GOING ON A COURSE

I went on a course yesterday. Are courses of any use? Discuss. Depends on the course I suppose but work related ones aren’t always fit for purpose.

As a solicitor, I have to ensure that I keep my cutting edge, razor sharp, up to the minute intellect totally on message by demonstrating, through the collection of Continuing Professional Development points, that I have attended relevant courses. So I do attend courses. I’m not sure what would happen if I didn’t. The Law Society would probably come after me with a big dog and some kind of gun or take away my practising certificate ( which is more likely.)

Actually, yesterday’s course – “An Update on Employment Law” – which had a selection of eminent speakers and some mighty fine Danish pastries, was quite useful and enjoyable. I got to sit and chat to my boss/mate as we drove there and, as you know, I don’t get out much.

When I had a real job I had mixed feelings about courses. At the beginning, when I was fresh faced, excited and eager to learn, I lapped them up. And this was the nineties. There was a course for everything. Law, team building, (my boss was always too busy), time management (my boss was always too busy), health and safety, key board skills. You name it, we wasted money on it.

Sometimes we had to go in a big gaggle to London on the train and that was seriously good fun. Twice a year they sent us on a residential course which could have been more aptly named ” Who can behave really badly on the first night, miss most of the lectures because they can’t cope with confined spaces and the smell of breakfast and then slink off early because they had a better offer?” Obviously I never behaved like that. I was a model student.

Then I grew older and wiser and the point of courses started to slip passed me. I was far less willing to give up my own time. Courses need to be in the office, in working hours and not too long or I would find a suitable excuse.

After I had children and worked four days a week, courses became the bane of my life. “I want the whole team to attend the Employment Lawyers Association training session on some esoteric and totally irrelevant point of law so that I can show my competitors just have much strength in depth I have and how dedicated and controlled my team are.”

My boss never actually put it quite like that but his meaning was clear. I was the only girl in my team and the only parent. Try mentioning that nursery closes at 6.30 and if I don’t leave bang on 5.30 I have no hope of retrieving my children for the night. Not to be recommended. When it got to the point that I was going to the courses, massively over compensating for my part time capacity and my male colleagues were sitting at their desks to make up for wandering around looking important during the working day, I left.

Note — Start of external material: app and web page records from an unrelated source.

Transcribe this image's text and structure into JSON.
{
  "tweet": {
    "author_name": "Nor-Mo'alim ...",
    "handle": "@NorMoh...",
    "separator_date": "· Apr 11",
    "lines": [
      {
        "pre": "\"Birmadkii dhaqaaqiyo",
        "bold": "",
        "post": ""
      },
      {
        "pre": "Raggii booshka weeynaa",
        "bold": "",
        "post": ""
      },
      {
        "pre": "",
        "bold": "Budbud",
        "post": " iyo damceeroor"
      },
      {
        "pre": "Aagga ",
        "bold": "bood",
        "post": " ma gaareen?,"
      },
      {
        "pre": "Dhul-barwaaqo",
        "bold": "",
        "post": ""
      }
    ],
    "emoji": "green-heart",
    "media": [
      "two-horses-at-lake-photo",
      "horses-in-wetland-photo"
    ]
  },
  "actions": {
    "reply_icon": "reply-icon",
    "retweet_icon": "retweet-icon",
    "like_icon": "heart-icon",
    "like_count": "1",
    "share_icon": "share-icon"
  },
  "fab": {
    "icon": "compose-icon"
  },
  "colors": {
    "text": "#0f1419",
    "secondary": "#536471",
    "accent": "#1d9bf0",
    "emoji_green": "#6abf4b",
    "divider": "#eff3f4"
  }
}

I looked around the room yesterday. Not one of them had a job like mine and I don’t think anyone except me truly wanted to be there. And I listened and I learned some new stuff and had old stuff confirmed and I came away tired but satisfied in the full knowledge that I will have forgotten it all by next week and will have to look it up if anyone asks me. But at least I have my CPD points.

What do you think? I'd love to know...